We were setup out in the parking lot in two big tents with 16 stations of hands-on multiplayer. As people exited a giant Ferris Wheel (see Kotaku for a report on "Halo 3 : The Ride") they were treated to 7 to 10 minutes of play. Usually we had them playing Sandtrap, a huge map that's perfect for these large games. I spruced it up a bit and gave the German crowds world-exclusive playtime with "Sketchtrap" - my Forge modified version that includes Wraiths, Scorpions, Prowlers and a few more anti-vehicle weapons. Mass chaos ensues.
Paul Bertone and I, on team pink, spent the better part of Saturday destroying fans at Halo 3 - two teams of seven players each. 14 vs. 2. Just the kind of odds we like. Mind you we felt really bad about it but we were having too much fun to stop. We employed a few shady tactics but mostly we just grabbed a Wraith or Scorpion each and proceeded to dominate the map... and yeah, so maybe we destroyed all the other vehicles on the map before the players even got their hands on the controller but that was only a temporary disadvantage for them. At one point I had 38 kills before I died once. Over the few hours we played, I think Paul and I earned every single medal and accolade possible in multiplayer, including an "Invincible!" that I admit I'd never had the joy of hearing before.

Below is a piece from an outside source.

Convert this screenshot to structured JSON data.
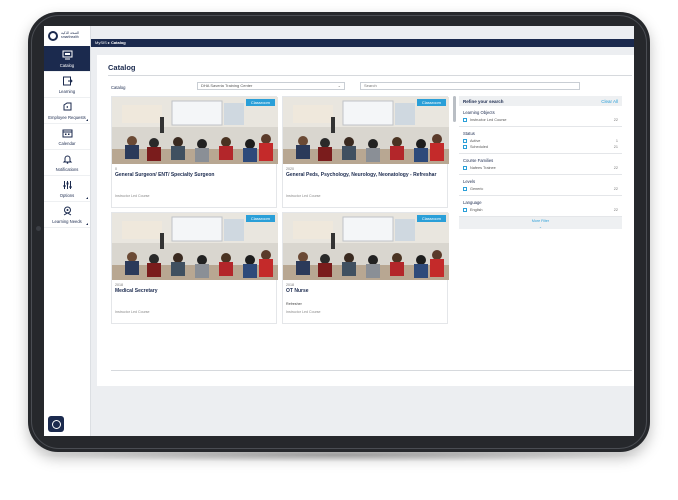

Before we shut down on Saturday we played a few 2v2 matches against some of the fans we met - first on Narrows and then on Guardian. It was a really close fight - each match being decided by 5 points or less. If not for the fact that we knew the maps and weapons and they didn't, I don't think we would've fared so well. Before we shut down we decided to do one more match, but when they weren't looking I switched the lobby to Forge and quickly launched High Ground. Now if you aren't paying attention, you'd think we were just playing a game of Team Slayer on High Ground. And they did... until we started dropping fusion coils on their head and I gave Paul a sniper rifle and proceeded to fly him around the map, "flying carpet style", as he rained down death from above. We gave them a small taste and then it was time to close shop.
Paul and I came back on Sunday but Chris stuck through and ran the show all day Sunday by himself. We've yet to see him but I hear he eventually surfaced in London to help Luke with the review events. In closing I'd just like to thank all the fans who supported us at Games Conference and all over Germany as well as the fine brewers of delicious German beer and the GC officials who set the policy on the allowable levels of nudity for "booth babes." See ya next year!
Thanks Sketch! And finally, it wouldn't be an update without...
p.s. only 25 more days to go!